He received his BA in Political Science from Colgate University (1995) and his MA (2001) and PhD (2005) in Anthropology from UCLA.  Recent books include Cooperation and Collective Action: Archaeological Perspectives (ed., 2013), Urbanization and Religion in Ancient Central Mexico (2016), Teotihuacan: The World Beyond the City (ed., 2020), and Collision of Worlds: A Deep History of the Fall of Aztec Mexico and the Forging of New Spain (2020).


Timothy Pugh is Professor of Anthropology at Queens College and The Graduate Center of the City University of New York. His archaeological research, which is funded by the National Science Foundation, focuses upon the Maya of Petén, Guatemala. His work revealed that the ancient Maya planned and built a gridded city at Nixtun-Ch’ich’ during the Middle Preclassic period (800-300 BCE). Based upon intensive investment in public works, the occupants appear to have had a much more cooperative system of governance.

Meet Our Wadsworth African Fellows: Yananiso Maposa

With the support of the Wadsworth African Fellowship Yananiso Maposa will continue his training in social cultural anthropology at the University of Johannesburg under the supervisor of Justin Bradefield.  Read about other Wadsworth fellows here.

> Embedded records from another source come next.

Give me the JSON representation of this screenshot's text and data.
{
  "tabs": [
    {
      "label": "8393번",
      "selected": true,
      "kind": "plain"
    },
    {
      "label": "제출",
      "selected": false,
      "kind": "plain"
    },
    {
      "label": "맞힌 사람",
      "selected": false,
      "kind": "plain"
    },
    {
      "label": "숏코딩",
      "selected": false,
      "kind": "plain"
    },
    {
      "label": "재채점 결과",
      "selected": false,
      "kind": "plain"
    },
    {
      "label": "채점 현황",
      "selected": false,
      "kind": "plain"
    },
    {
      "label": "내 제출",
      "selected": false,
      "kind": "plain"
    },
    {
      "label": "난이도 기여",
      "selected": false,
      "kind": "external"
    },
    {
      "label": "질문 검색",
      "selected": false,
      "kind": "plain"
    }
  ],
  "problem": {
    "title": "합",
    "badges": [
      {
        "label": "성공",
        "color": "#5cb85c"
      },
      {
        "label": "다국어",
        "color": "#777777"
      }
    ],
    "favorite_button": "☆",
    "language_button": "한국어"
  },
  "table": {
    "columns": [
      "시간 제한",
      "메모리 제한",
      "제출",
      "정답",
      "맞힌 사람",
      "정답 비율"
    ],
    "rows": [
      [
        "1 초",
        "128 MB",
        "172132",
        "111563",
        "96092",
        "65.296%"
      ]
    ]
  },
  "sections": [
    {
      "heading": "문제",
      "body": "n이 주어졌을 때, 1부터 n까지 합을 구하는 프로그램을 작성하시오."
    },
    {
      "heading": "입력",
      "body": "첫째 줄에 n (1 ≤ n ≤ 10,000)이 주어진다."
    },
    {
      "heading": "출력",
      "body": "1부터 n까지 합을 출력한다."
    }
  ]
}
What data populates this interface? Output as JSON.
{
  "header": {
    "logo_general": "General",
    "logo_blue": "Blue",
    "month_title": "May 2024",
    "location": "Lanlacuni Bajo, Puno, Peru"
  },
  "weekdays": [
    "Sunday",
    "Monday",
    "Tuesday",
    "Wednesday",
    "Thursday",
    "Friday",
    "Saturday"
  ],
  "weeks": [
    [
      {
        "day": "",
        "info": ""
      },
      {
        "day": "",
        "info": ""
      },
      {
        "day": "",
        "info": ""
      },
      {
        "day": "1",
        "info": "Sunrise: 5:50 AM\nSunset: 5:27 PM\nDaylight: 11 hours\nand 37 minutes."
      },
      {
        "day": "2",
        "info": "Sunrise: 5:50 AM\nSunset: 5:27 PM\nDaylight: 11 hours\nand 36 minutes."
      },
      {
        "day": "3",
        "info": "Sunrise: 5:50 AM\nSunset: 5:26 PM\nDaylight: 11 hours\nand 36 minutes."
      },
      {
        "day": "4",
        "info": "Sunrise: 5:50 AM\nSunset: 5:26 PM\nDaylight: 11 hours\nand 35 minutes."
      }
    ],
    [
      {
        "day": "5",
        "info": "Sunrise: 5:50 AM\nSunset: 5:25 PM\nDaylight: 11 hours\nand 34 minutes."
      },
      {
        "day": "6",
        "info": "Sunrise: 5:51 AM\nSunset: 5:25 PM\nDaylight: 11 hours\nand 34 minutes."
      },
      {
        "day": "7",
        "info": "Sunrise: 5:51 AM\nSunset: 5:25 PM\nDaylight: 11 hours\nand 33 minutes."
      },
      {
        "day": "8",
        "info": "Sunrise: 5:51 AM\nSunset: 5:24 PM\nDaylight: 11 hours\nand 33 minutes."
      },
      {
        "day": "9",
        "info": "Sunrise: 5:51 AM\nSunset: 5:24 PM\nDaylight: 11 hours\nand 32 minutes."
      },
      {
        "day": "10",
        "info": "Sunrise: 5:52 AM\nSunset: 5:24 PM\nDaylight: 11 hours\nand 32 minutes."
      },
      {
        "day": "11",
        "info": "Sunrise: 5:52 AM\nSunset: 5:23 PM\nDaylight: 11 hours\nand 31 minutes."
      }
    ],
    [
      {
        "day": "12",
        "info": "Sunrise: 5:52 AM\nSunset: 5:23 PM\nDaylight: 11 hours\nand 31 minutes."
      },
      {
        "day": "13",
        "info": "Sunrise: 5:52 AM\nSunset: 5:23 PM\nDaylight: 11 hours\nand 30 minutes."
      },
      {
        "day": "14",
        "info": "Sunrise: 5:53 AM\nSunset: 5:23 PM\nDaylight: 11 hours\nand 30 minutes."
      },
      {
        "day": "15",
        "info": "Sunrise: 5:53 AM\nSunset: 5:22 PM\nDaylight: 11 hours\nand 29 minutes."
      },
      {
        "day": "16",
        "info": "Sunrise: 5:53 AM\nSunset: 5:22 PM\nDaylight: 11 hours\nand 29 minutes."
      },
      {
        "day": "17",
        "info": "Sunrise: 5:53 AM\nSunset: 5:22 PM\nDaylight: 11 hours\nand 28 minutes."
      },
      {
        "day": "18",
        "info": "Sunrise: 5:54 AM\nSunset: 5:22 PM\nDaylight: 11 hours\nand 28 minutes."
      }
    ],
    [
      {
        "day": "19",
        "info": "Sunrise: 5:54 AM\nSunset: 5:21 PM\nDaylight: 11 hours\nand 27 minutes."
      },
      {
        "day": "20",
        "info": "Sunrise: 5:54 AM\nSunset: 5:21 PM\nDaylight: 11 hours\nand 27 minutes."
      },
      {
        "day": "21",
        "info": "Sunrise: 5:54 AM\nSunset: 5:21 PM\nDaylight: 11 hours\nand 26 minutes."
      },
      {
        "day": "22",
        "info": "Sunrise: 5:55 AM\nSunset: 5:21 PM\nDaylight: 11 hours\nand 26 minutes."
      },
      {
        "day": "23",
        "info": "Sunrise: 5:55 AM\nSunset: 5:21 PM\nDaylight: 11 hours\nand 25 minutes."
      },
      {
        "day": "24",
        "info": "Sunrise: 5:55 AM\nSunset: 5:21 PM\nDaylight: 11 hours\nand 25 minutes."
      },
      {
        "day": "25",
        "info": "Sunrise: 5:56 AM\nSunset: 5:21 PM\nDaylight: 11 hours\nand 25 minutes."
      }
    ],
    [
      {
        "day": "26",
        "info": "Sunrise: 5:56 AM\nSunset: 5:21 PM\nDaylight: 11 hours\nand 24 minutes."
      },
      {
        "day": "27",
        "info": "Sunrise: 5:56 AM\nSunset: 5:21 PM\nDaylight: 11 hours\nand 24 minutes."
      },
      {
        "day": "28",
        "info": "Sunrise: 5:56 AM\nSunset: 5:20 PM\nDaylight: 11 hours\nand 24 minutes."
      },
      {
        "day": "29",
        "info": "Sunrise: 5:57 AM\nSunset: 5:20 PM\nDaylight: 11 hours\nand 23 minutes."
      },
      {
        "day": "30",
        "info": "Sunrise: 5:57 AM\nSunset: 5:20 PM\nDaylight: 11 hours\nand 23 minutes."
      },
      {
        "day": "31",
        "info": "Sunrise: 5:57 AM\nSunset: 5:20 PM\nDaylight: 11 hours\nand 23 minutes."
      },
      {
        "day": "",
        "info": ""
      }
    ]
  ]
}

I possess close to a decade of professional experience, having worked as one of the archaeologists stationed at the Great Zimbabwe World Heritage Site, one of the five museological regions within the National Museums and Monuments of Zimbabwe. In my position, I got the opportunity to interact with different communities in Zimbabwe. I got exposed to the challenges they face, particularly in their bid to be considered capable agents of sustainable management of heritage sites. The locals have always viewed such sites as critical to their socio-economic livelihood. These interactions with communities engendered my interest in this emotive subject, which led me to pursue my BA in Archaeology, Cultural Heritage, and Museum Studies at Midlands State University, Zimbabwe. My BA thesis investigated the management problems of the Great Zimbabwe World Heritage Site allegedly posed by local communities. After completing my BA, I undertook a MA in Cultural Heritage Studies which situated heritage management at the crossroads of local politics, climate change, and geopolitical dynamics in Zimbabwe with the Central European University in Hungary.

I am now pursuing my academic career at the University of Johannesburg, with a PhD that focuses on mainstreaming biocultural knowledge into sustainable development of marginalised communities in Zimbabwe using the case of the Ndau ethnic minority of Chipinge. The Ndau people have always used their heritage as a source of inclusive social and economic development in the face of escalating socio-political and environmental dynamics. Indigenous knowledge systems are a major umbrella project at the Faculty of Humanities at the University of Johannesburg. I appreciate the unique research UJ conducts on endogenous knowledge practices, from how they shaped technology in earlier civilisations to its significance in the societal transformation of modern societies. My lifelong aim has been to develop a platform that bolsters government efforts in heritage conservation, exhibition, and research. I will pursue the active involvement of grassroots communities in management as a more attentive way of rethinking agency, power, and collective rehabilitation of vulnerable heritage and biophysical environments. This includes rethinking gender, particularly women, as active agents of African communities’ social and material knowledge systems and practices.